9. Expert Committee on the Diagnosis and Classification of Diabetes Mellitus. Report of the Expert Committee on the Diagnosis and Classification of Diabetes Mellitus. Diabetes Care 2000;23:S4–19.
10. Rasmussen KM, Yaktine AL, editors. Weight gain during pregnancy: reexamining the recommendations. Washington, DC: The National Academies Press; 2009.
11. Kuczmarski RJ, Ogden CL, Guo SS, Grummer-Strawn LM, Flegal KM, Mei Z, et al.. 2000 CDC growth charts for the United States: Methods and development. National Center for Health Statistics. Vital Health Stat 2002;246:1–190.
12. Hochberg Y, Benjamini Y. More powerful procedures for multiple significance testing. Stat Med 1990;9:811–8.
13. Hillier TA, Pedula KL, Vesco KK, Schmidt MM, Mullen JA, LeBlanc ES, et al.. Excess gestational weight gain: modifying fetal macrosomia risk associated with maternal glucose.
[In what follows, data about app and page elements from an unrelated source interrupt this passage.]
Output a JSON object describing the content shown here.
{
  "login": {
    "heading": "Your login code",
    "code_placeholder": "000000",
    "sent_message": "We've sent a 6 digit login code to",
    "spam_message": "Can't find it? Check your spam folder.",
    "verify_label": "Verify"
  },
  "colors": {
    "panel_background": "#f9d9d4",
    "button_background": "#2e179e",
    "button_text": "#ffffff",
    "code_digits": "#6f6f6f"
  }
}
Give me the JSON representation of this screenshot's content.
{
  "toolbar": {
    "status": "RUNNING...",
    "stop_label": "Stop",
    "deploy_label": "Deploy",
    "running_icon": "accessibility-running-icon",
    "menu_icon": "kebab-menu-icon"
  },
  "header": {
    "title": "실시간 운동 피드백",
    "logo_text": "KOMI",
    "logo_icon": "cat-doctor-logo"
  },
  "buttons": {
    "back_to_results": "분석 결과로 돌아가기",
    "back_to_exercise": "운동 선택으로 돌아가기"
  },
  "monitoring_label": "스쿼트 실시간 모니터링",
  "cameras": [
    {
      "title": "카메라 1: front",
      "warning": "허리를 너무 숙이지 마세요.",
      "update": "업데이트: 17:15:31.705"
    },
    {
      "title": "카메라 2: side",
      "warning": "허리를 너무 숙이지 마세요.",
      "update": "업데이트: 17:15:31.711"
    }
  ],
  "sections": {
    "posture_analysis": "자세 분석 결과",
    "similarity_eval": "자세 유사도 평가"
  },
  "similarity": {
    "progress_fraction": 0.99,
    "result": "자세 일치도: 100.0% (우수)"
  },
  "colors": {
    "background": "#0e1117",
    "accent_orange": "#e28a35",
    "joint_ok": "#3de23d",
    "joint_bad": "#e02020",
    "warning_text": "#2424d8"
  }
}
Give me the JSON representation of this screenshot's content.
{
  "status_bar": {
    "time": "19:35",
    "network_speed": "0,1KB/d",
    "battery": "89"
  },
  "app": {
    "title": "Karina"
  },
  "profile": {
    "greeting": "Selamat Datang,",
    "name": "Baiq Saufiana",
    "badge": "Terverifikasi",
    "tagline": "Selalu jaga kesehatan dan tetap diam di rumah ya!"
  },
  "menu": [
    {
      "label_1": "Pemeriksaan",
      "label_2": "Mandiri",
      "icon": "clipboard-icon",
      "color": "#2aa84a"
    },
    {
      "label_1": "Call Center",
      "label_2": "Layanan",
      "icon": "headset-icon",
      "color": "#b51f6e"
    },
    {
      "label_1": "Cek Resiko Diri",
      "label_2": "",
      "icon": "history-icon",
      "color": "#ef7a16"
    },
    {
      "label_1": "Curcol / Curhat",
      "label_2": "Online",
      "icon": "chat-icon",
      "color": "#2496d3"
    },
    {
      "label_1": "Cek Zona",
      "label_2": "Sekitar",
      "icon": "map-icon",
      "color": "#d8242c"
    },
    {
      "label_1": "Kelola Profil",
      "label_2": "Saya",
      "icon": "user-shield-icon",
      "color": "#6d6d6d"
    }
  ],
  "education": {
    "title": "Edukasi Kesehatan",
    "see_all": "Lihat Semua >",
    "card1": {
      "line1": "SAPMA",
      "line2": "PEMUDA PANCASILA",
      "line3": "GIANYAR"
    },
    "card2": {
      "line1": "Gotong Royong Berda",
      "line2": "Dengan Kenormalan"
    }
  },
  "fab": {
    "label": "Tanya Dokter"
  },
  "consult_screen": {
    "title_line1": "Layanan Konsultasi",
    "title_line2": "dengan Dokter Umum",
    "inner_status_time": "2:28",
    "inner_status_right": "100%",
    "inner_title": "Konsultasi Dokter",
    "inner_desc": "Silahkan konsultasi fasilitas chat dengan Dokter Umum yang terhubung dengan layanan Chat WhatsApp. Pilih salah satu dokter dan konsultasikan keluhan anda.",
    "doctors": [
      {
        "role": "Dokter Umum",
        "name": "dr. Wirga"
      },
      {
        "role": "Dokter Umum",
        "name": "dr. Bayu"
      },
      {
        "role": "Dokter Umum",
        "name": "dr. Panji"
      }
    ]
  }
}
Obstet Gynecol 2008;112:1007–14.
14. Metzger BE, Lowe LP, Dyer AR, Trimble ER, Chaovarindr U, et al.. Hyperglycemia and adverse pregnancy outcomes. N Engl J Med 2008;358:1991–02.
15. Landon MB, Spong CY, Thom E, Carpenter MW, Ramin SM, Casey B, et al.. A multicenter, randomized trial of treatment of mild gestational diabetes. N Engl J Med 2009;361:1339–48.
© 2013 by The American College of Obstetricians and Gynecologists. Published by Wolters Kluwer Health, Inc. All rights reserved.
16. Williams SM, Goulding A. Patterns of growth associated with the timing of adiposity rebound. Obesity (Silver Spring) 2008;17:335–41.